Pick out every line of the entries below where "Audio" occurs, and copy those lines.

------------------------------------

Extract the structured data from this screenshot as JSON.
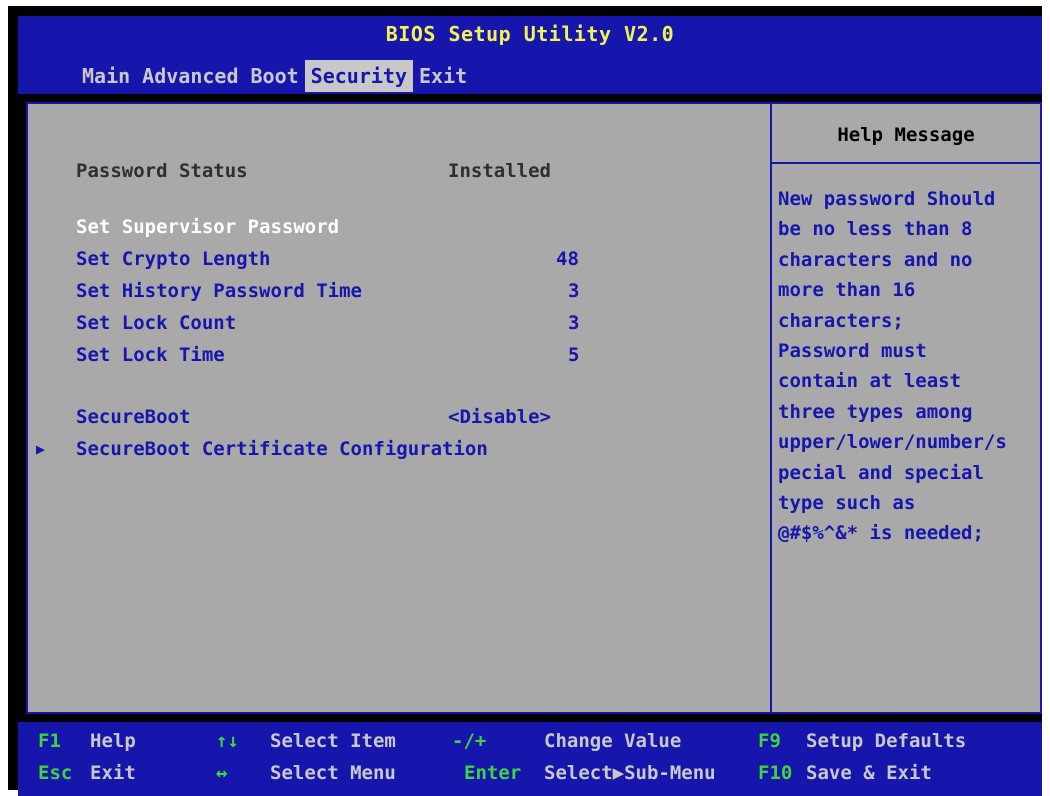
{
  "header": {
    "title": "BIOS Setup Utility V2.0",
    "tabs": [
      "Main",
      "Advanced",
      "Boot",
      "Security",
      "Exit"
    ],
    "active_tab": "Security"
  },
  "security": {
    "password_status_label": "Password Status",
    "password_status_value": "Installed",
    "set_supervisor_password": "Set Supervisor Password",
    "set_crypto_length_label": "Set Crypto Length",
    "set_crypto_length_value": "48",
    "set_history_password_time_label": "Set History Password Time",
    "set_history_password_time_value": "3",
    "set_lock_count_label": "Set Lock Count",
    "set_lock_count_value": "3",
    "set_lock_time_label": "Set Lock Time",
    "set_lock_time_value": "5",
    "secureboot_label": "SecureBoot",
    "secureboot_value": "<Disable>",
    "secureboot_cert_label": "SecureBoot Certificate Configuration"
  },
  "help": {
    "title": "Help Message",
    "lines": [
      "New password Should",
      "be no less than 8",
      "characters and no",
      "more than 16",
      "characters;",
      "Password must",
      "contain at least",
      "three types among",
      "upper/lower/number/s",
      "pecial and special",
      "type such as",
      "@#$%^&* is needed;"
    ]
  },
  "footer": {
    "f1_key": "F1",
    "f1_label": "Help",
    "updown_key": "↑↓",
    "updown_label": "Select Item",
    "plusminus_key": "-/+",
    "plusminus_label": "Change Value",
    "f9_key": "F9",
    "f9_label": "Setup Defaults",
    "esc_key": "Esc",
    "esc_label": "Exit",
    "leftright_key": "↔",
    "leftright_label": "Select Menu",
    "enter_key": "Enter",
    "enter_label": "Select▶Sub-Menu",
    "f10_key": "F10",
    "f10_label": "Save & Exit"
  },
  "colors": {
    "bios_blue": "#1616ad",
    "panel_gray": "#a9a9a9",
    "title_yellow": "#f2f255",
    "key_green": "#3fd33f"
  }
}
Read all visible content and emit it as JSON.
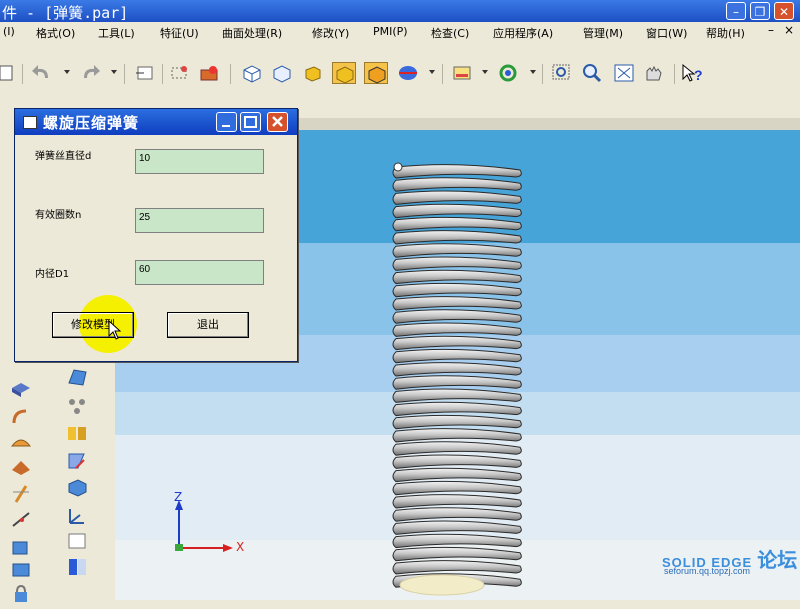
{
  "window": {
    "title": "件 - [弹簧.par]"
  },
  "menu": [
    "(I)",
    "格式(O)",
    "工具(L)",
    "特征(U)",
    "曲面处理(R)",
    "修改(Y)",
    "PMI(P)",
    "检查(C)",
    "应用程序(A)",
    "管理(M)",
    "窗口(W)",
    "帮助(H)"
  ],
  "dialog": {
    "title": "螺旋压缩弹簧",
    "fields": [
      {
        "label": "弹簧丝直径d",
        "value": "10"
      },
      {
        "label": "有效圈数n",
        "value": "25"
      },
      {
        "label": "内径D1",
        "value": "60"
      }
    ],
    "modify_button": "修改模型",
    "exit_button": "退出"
  },
  "axes": {
    "z_label": "Z",
    "x_label": "X"
  },
  "watermark": {
    "brand": "SOLID EDGE",
    "forum": "论坛",
    "url": "seforum.qq.topzj.com"
  },
  "colors": {
    "dialog_title": "#1e4fc4",
    "field_bg": "#c9e6c9",
    "highlight": "#f5f000"
  }
}
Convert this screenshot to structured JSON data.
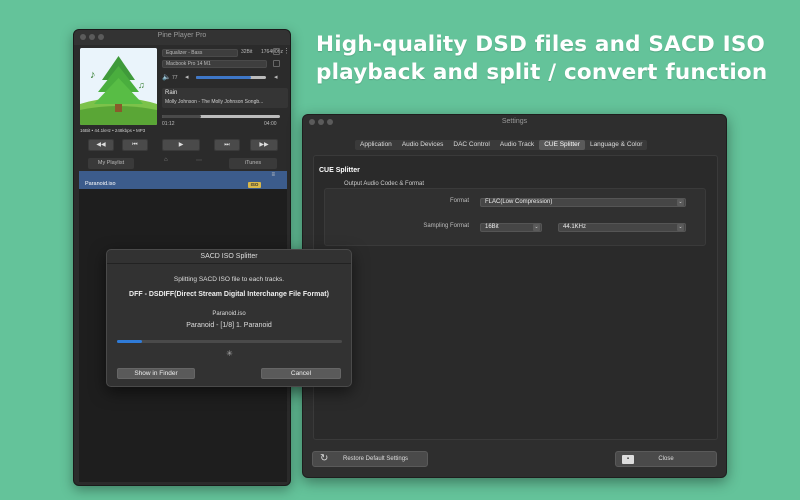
{
  "headline": {
    "line1": "High-quality DSD files and SACD ISO",
    "line2": "playback and split / convert function"
  },
  "player": {
    "title": "Pine Player Pro",
    "output_device": "Equalizer - Bass",
    "bit_depth": "32Bit",
    "sample_rate": "176400hz",
    "device_name": "Macbook Pro 14 M1",
    "volume_level": "77",
    "track": {
      "title": "Rain",
      "artist_album": "Molly Johnson - The Molly Johnson Songb..."
    },
    "format_info": "16Bit • 44.1kHz • 248kbps • MP3",
    "progress": 0.33,
    "time_elapsed": "01:12",
    "time_total": "04:00",
    "controls": {
      "rewind": "◀◀",
      "prev": "⏮",
      "play": "▶",
      "next": "⏭",
      "forward": "▶▶"
    },
    "tabs": {
      "my_playlist": "My Playlist",
      "itunes": "iTunes"
    },
    "playlist_items": [
      {
        "name": "Paranoid.iso",
        "badge": "ISO"
      }
    ]
  },
  "settings": {
    "title": "Settings",
    "tabs": [
      "Application",
      "Audio Devices",
      "DAC Control",
      "Audio Track",
      "CUE Splitter",
      "Language & Color"
    ],
    "active_tab": "CUE Splitter",
    "section_title": "CUE Splitter",
    "group_label": "Output Audio Codec & Format",
    "format_label": "Format",
    "format_value": "FLAC(Low Compression)",
    "sampling_label": "Sampling Format",
    "sampling_bits": "16Bit",
    "sampling_rate": "44.1KHz",
    "restore_label": "Restore Default Settings",
    "close_label": "Close"
  },
  "dialog": {
    "title": "SACD ISO Splitter",
    "message": "Splitting SACD ISO file to each tracks.",
    "format_line": "DFF - DSDIFF(Direct Stream Digital Interchange File Format)",
    "file_name": "Paranoid.iso",
    "current_track": "Paranoid - [1/8] 1. Paranoid",
    "progress": 0.11,
    "show_in_finder": "Show in Finder",
    "cancel": "Cancel"
  },
  "colors": {
    "background": "#64c39a",
    "accent_blue": "#2f7bd8",
    "playlist_highlight": "#3c5c8c",
    "iso_badge": "#d9b84a"
  }
}
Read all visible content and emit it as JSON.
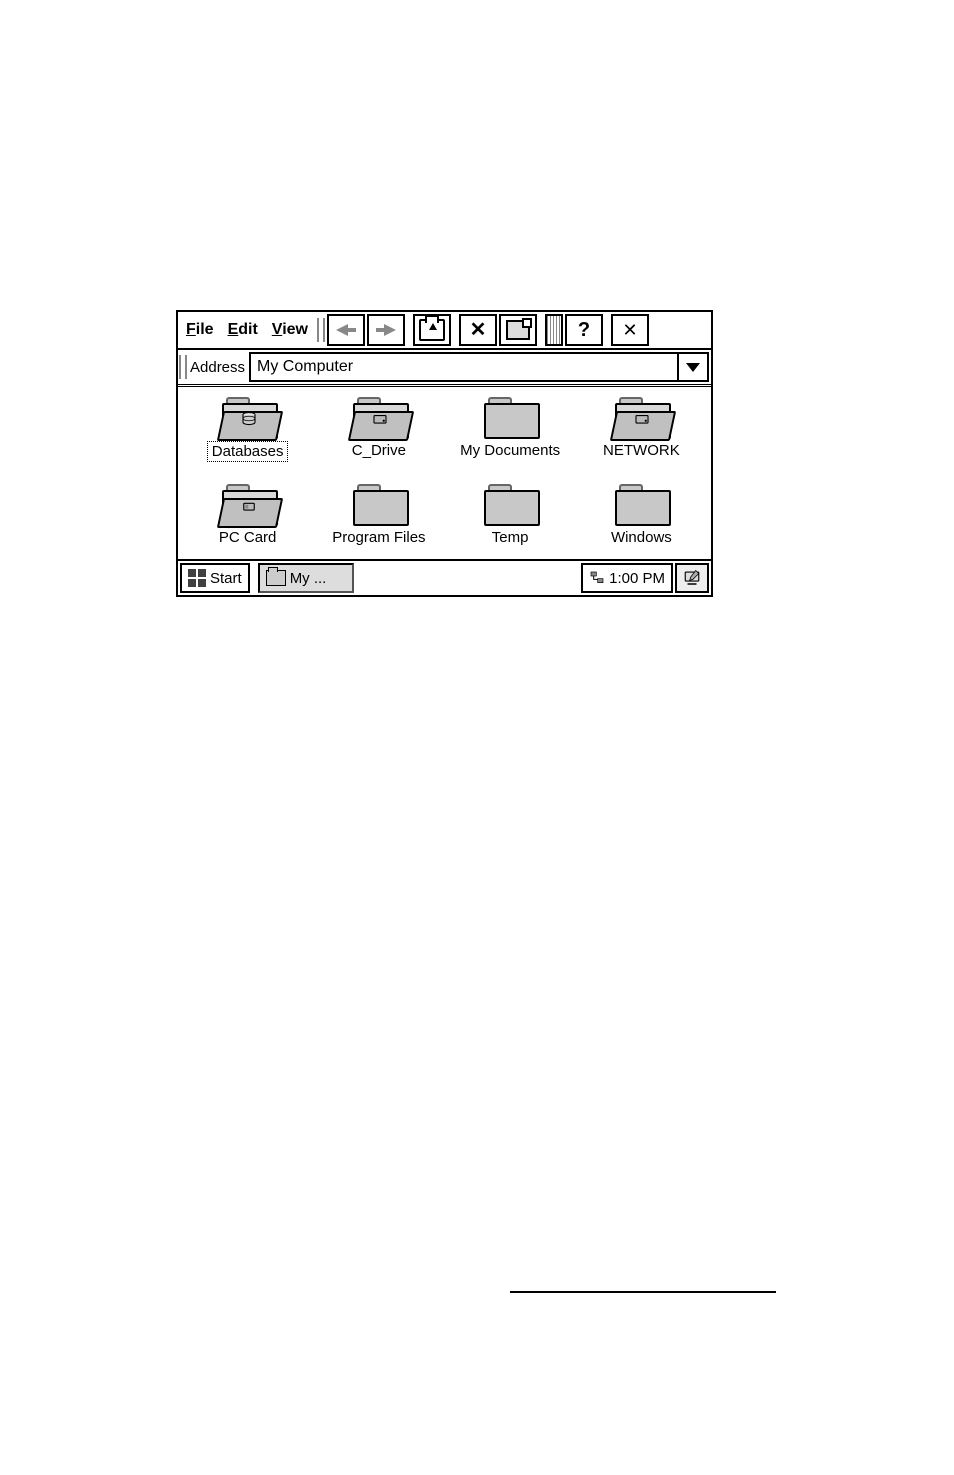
{
  "menu": {
    "file": "File",
    "edit": "Edit",
    "view": "View"
  },
  "toolbar": {
    "help": "?"
  },
  "addressbar": {
    "label": "Address",
    "value": "My Computer"
  },
  "items": [
    {
      "label": "Databases",
      "selected": true,
      "type": "open-db"
    },
    {
      "label": "C_Drive",
      "selected": false,
      "type": "open-drive"
    },
    {
      "label": "My Documents",
      "selected": false,
      "type": "folder"
    },
    {
      "label": "NETWORK",
      "selected": false,
      "type": "open-drive"
    },
    {
      "label": "PC Card",
      "selected": false,
      "type": "open-card"
    },
    {
      "label": "Program Files",
      "selected": false,
      "type": "folder"
    },
    {
      "label": "Temp",
      "selected": false,
      "type": "folder"
    },
    {
      "label": "Windows",
      "selected": false,
      "type": "folder"
    }
  ],
  "taskbar": {
    "start": "Start",
    "task": "My ...",
    "clock": "1:00 PM"
  }
}
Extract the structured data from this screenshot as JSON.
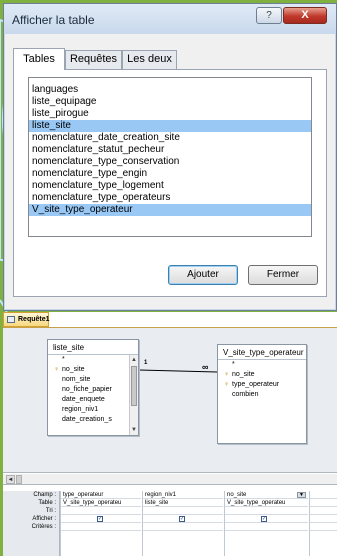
{
  "dialog": {
    "title": "Afficher la table",
    "help_label": "?",
    "close_label": "X",
    "tabs": [
      {
        "label": "Tables",
        "active": true
      },
      {
        "label": "Requêtes",
        "active": false
      },
      {
        "label": "Les deux",
        "active": false
      }
    ],
    "tables_list": [
      {
        "label": "languages",
        "selected": false
      },
      {
        "label": "liste_equipage",
        "selected": false
      },
      {
        "label": "liste_pirogue",
        "selected": false
      },
      {
        "label": "liste_site",
        "selected": true
      },
      {
        "label": "nomenclature_date_creation_site",
        "selected": false
      },
      {
        "label": "nomenclature_statut_pecheur",
        "selected": false
      },
      {
        "label": "nomenclature_type_conservation",
        "selected": false
      },
      {
        "label": "nomenclature_type_engin",
        "selected": false
      },
      {
        "label": "nomenclature_type_logement",
        "selected": false
      },
      {
        "label": "nomenclature_type_operateurs",
        "selected": false
      },
      {
        "label": "V_site_type_operateur",
        "selected": true
      }
    ],
    "add_button": "Ajouter",
    "close_button": "Fermer"
  },
  "query": {
    "tab_label": "Requête1",
    "relationship": {
      "one_label": "1",
      "many_label": "∞"
    },
    "tables": [
      {
        "name": "liste_site",
        "fields": [
          {
            "label": "*",
            "key": false
          },
          {
            "label": "no_site",
            "key": true
          },
          {
            "label": "nom_site",
            "key": false
          },
          {
            "label": "no_fiche_papier",
            "key": false
          },
          {
            "label": "date_enquete",
            "key": false
          },
          {
            "label": "region_niv1",
            "key": false
          },
          {
            "label": "date_creation_s",
            "key": false
          }
        ]
      },
      {
        "name": "V_site_type_operateur",
        "fields": [
          {
            "label": "*",
            "key": false
          },
          {
            "label": "no_site",
            "key": true
          },
          {
            "label": "type_operateur",
            "key": true
          },
          {
            "label": "combien",
            "key": false
          }
        ]
      }
    ],
    "grid": {
      "row_labels": [
        "Champ :",
        "Table :",
        "Tri :",
        "Afficher :",
        "Critères :"
      ],
      "columns": [
        {
          "field": "type_operateur",
          "table": "V_site_type_operateu",
          "show": true
        },
        {
          "field": "region_niv1",
          "table": "liste_site",
          "show": true
        },
        {
          "field": "no_site",
          "table": "V_site_type_operateu",
          "show": true
        }
      ]
    },
    "checkmark": "✓"
  },
  "colors": {
    "background": "#7fb040",
    "selection": "#99c8f5",
    "close_red": "#c0392b"
  }
}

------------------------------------

### SOLUTION TO THE EXERCISE
      "Audio Devices",
      "Audio Track",
    "group_label": "Output Audio Codec & Format",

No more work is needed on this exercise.